In its complaint, the federation called on FIFA to take severe sanctions against the Qatari channel and to abolish the rights granted to the network.
One BeIN commentator accused Saudi Arabia of “selling out the Palestinian cause,” while a Doha-based international footballer invited on the channel was allowed to call for an end to the year-long boycott of Qatar by neighbors Saudi Arabia, the UAE, Egypt and Bahrain.
Constantinos Papavassilopoulos, principal TV research analyst at IHS Markit Technology, said that politicized coverage was expressly forbidden by world football’s governing body as well as the Union of European Football Associations (UEFA).
“FIFA and UEFA forbid the transmission of political messages during football matches for which they control the rights. It’s not only comments by the broadcasters — but even banners; everything (political) is forbidden,” the analyst told Arab News.
“So messages about Palestine, about political things, are not allowed.”
Papavassilopoulos said that if there is evidence of such cases, authorities in the Kingdom would be justified in taking the matter to FIFA.
“If there are video clips that show BeIN media personnel speaking against Saudi Arabia, Saudi Arabia has a case,” he said.
But whether FIFA will take any action against BeIN is another matter. Papavassilopoulos pointed to the fact that BeIN is a valued client of FIFA — it bought the rights to host the World Cup across the Middle East and North Africa — and that Qatar plans to host the tournament in 2022.
“BeIN media is a very good client for FIFA. And don’t forget that Qatar is the country that will host the 2022 World Cup,” he said. “It’s going to be very very hard for FIFA to impose penalties on BeIN media knowing that Qatar will hold the next World Cup.”
Some of the biggest names in Arab sport have signed a petition to protest against BeIN’s politicization of World Cup coverage, urging FIFA President Gianni Infantino to investigate the coverage.

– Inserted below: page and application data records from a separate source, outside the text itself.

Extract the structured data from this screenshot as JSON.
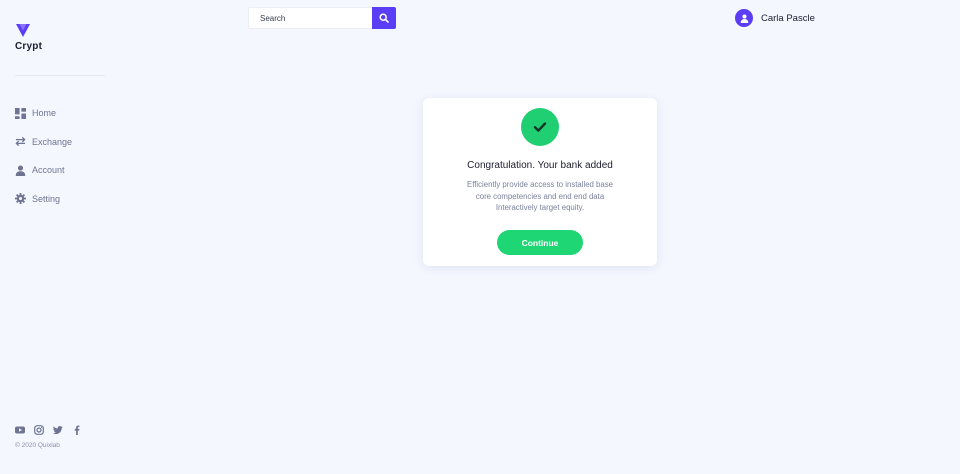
{
  "brand": {
    "name": "Crypt",
    "logo_icon": "triangle-logo-icon",
    "accent_color": "#5b3df5",
    "success_color": "#1fd674"
  },
  "search": {
    "placeholder": "Search",
    "value": "",
    "button_icon": "search-icon"
  },
  "user": {
    "name": "Carla Pascle",
    "avatar_icon": "user-icon"
  },
  "sidebar": {
    "items": [
      {
        "label": "Home",
        "icon": "dashboard-icon"
      },
      {
        "label": "Exchange",
        "icon": "exchange-icon"
      },
      {
        "label": "Account",
        "icon": "user-icon"
      },
      {
        "label": "Setting",
        "icon": "gear-icon"
      }
    ],
    "socials": [
      "youtube-icon",
      "instagram-icon",
      "twitter-icon",
      "facebook-icon"
    ],
    "copyright": "© 2020 Quixlab"
  },
  "modal": {
    "icon": "checkmark-icon",
    "title": "Congratulation. Your bank added",
    "lines": [
      "Efficiently provide access to installed base",
      "core competencies and end end data",
      "Interactively target equity."
    ],
    "button_label": "Continue"
  }
}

FIFA did not immediately respond to a request for comment when contacted by Arab News.